The Greeks may not have been right that knowledge will necessarily bequeath the happiest life, but it certainly makes it more intro-passionately lived…and though existentially taxing, sublimely meaningful. Sometimes setting life as the outward working of a phronetic plan seems to miss the target (sorry, Aristotle) altogether, though. I don’t question the role of practical wisdom, nor still reason (that would be unreasonable!!! 😉 ), but I do question the universal application of this paradigm. Life is not something that can be put under one’s thumb and lived as a postscript to reason and whatever principles or biotic axioms might be espoused from it. Mostly life speaks to the aesthetic in which one is enraptured in the beauty awaiting discovery and this requires not developing only one’s rational propensity, but one’s sensibilities which are best cultivated through the arts. It involves sensitizing oneself to the transient and evolving beauty that surrounds and creating in oneself a relationship of mutuality.

Postscript: No. I’m not contra-Aristotle. But I come at the aretic view  from a different ultimate standpoint. I have existential leanings that loosely argue that there are no objective standards to ground all judgment. Does that mean that judgment is subjective and anything issued in earnest by the subject is true and right, and thereby impervious to judgment? Actually, no. That would be a rather naive view of subjectivism which owes many confusions to it’s presumed dichotomous relation to the objective. Inter-subjectivity probably best describes the proper rendering of the type of subjectivity defended, and it begins with the primordial positioning of the humankind already in-the-world-with-others and working out structures within which existence can be authenticated. Still, I do not reject aretic thinking, anymore than I reject the advice my physician gives me when I seek out medical advice. Rather within a particular paradigm of meaning prescripts are meaningful and “true”. 

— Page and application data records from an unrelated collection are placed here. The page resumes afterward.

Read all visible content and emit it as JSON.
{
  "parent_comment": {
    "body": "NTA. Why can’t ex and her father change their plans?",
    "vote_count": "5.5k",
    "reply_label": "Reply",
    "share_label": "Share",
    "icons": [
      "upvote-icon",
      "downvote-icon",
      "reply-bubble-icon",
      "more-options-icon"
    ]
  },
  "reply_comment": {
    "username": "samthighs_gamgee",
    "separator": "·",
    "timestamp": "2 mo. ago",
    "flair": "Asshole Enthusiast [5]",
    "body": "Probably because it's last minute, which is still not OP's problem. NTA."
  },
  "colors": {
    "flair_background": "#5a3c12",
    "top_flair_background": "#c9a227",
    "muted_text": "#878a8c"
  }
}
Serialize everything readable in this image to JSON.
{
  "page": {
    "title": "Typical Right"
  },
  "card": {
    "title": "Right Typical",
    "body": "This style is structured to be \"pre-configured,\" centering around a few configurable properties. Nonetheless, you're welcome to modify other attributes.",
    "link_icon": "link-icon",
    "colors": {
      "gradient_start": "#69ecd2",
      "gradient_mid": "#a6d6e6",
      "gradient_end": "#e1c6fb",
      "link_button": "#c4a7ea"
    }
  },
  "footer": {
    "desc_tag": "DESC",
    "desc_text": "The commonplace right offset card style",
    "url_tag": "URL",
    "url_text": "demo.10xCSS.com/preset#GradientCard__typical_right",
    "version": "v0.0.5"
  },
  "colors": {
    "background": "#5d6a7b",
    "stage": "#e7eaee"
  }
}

A Tribute to Mothers

I wrote these updates for my children’s birthdays. It seemed the appropriate opportunity to express the overwhelming joy these two wonderful people have brought to my life. Mothers (fathers too, but today I speak to mothers who experience parenthood in their own way) know the challenges brought on that go far beyond physical exhaustion, and self-doubt, to accommodating paradigms that seem to cater (still) to lingering patriarchal ideals and a certain degree of self-loathing from which we draw some atonement for betraying what we often experience as the new and liberating feminist paradigm that would have us renounce the more self-sacrificial mode of being-alondside-our-children. I mean even as educated career oriented and independent women we wanted to have children.  More often than not most of us found ourselves assuming the role of the primary care-taker (however much you share responsibilities, most of us still think that we are sharing these!). This usually meant making small and LARGE sacrifices along the way that invariably were at the cost of our professional (and hence financial) advancement. Intermingled with frustration, and despair – and now I speak to my own personal experience – my children helped me grow in ways that would have otherwise been remiss. So though I take pride in having raised two amazing children, as the dedications below suggest, today I am thankful for how I learned a special kind of patience, and open-mindedness with them. I came to viscerally indulge intellectual schemes of thinking I long defended but always short of the practical challenges and potential (and ultimately actual) materials costs and risks evoked along the way. Courage, determination, even faith amidst often times excruciating pangs of self-doubt, I think have made me a better, albeit more complex, person (perhaps those that know me now feel inclined to step in and yell: NO!!!! :)) Being a mother today is a complicated affair, but still oh, so worth it!

Screen Shot 2016-12-18 at 10.16.30.png

Screen Shot 2016-12-17 at 20.38.55 3.png